111.  According to the Court's case-law, an applicant is entitled to the reimbursement of costs and expenses only in so far as it has been shown that these have been actually and necessarily incurred in an attempt to redress the violation of the Convention rights and are reasonable as to quantum. The Court observes that it has found a violation of Article 8 of the Convention with regard to the suspension of contact rights and the conduct of the proceedings. In the light of this, the Court considers it reasonable to award the sum of EUR 4,000 for costs and expenses in the domestic proceedings and the sum of EUR 2,748.42 for the proceedings before the Court.

Section 8.03 C.  Default interest

112.  The Court considers it appropriate that the default interest rate should be based on the marginal lending rate of the European Central Bank, to which should be added three percentage points.


FOR THESE REASONS, THE COURT, UNANIMOUSLY
,
1.  Decides to join the applications,

2.  Decides that the applicant has no standing to act on behalf of D.;

3.  Declares the applicant's complaints under Articles 6 (as regards the alleged unfairness of the proceedings before the family courts) and 8 of the Convention admissible and the complaints under Article 6 of the Convention about the excessive length of the proceedings and the complaint about the failure to appoint a guardian ad litem inadmissible;

4.  Holds that there has been no violation of Article 8 of the Convention in respect of the non-enforcement of the contact order of 24 April 2007;

5.  Holds that there has been a violation of Article 8 of the Convention in respect of the decision to suspend the applicant's contact for a period of three years and in respect of the conduct of the contact proceedings;

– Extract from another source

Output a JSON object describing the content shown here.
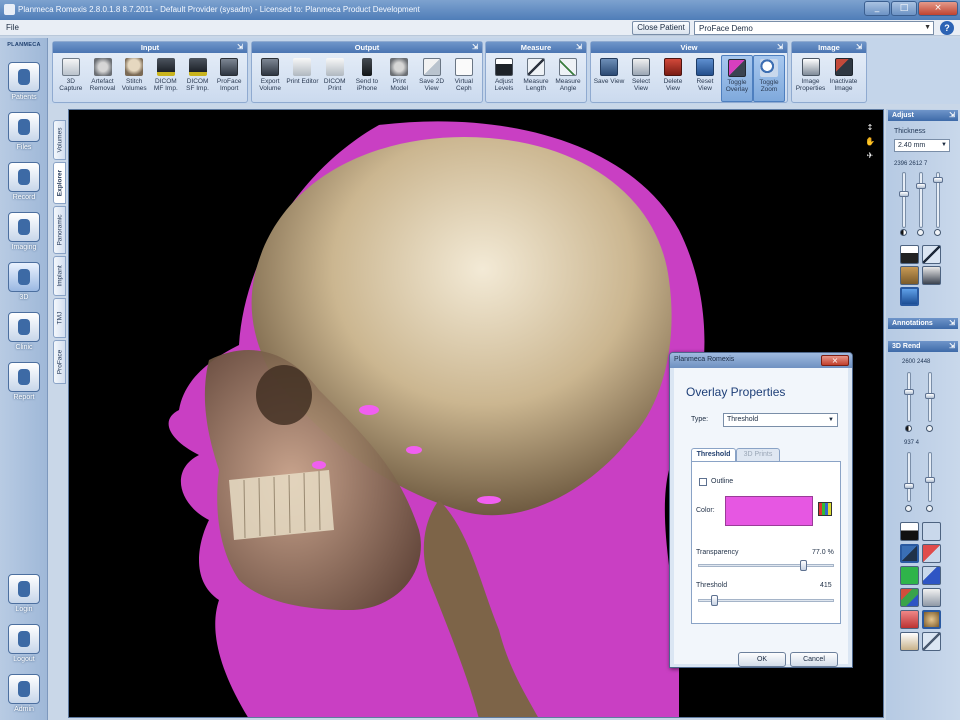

6.  Holds that there is no need to examine the complaint concerning the alleged unfairness of the proceedings before the family courts under Article 6 § 1 of the Convention;

7.  Holds
(a)  that the respondent State is to pay the applicant, within three months from the date on which the judgment becomes final in accordance with Article 44 § 2 of the Convention, the following amounts:

(i)  EUR 10,000 (ten thousand euros), plus any tax that may be chargeable, in respect of non-pecuniary damage;

(ii)  EUR 6,748.42 (six thousand seven hundred and forty-eight euros and forty-two cents), plus any tax that may be chargeable to the applicant, in respect of costs and expenses;

(b)  that from the expiry of the above-mentioned three months until settlement simple interest shall be payable on the above amounts at a rate equal to the marginal lending rate of the European Central Bank during the default period plus three percentage points;

8.  Dismisses the remainder of the applicant's claim for just satisfaction.

Done in English, and notified in writing on 6 October 2016, pursuant to Rule 77 §§ 2 and 3 of the Rules of Court.
 
Milan Blaško               Ganna Yudkiska
Deputy Registrar          President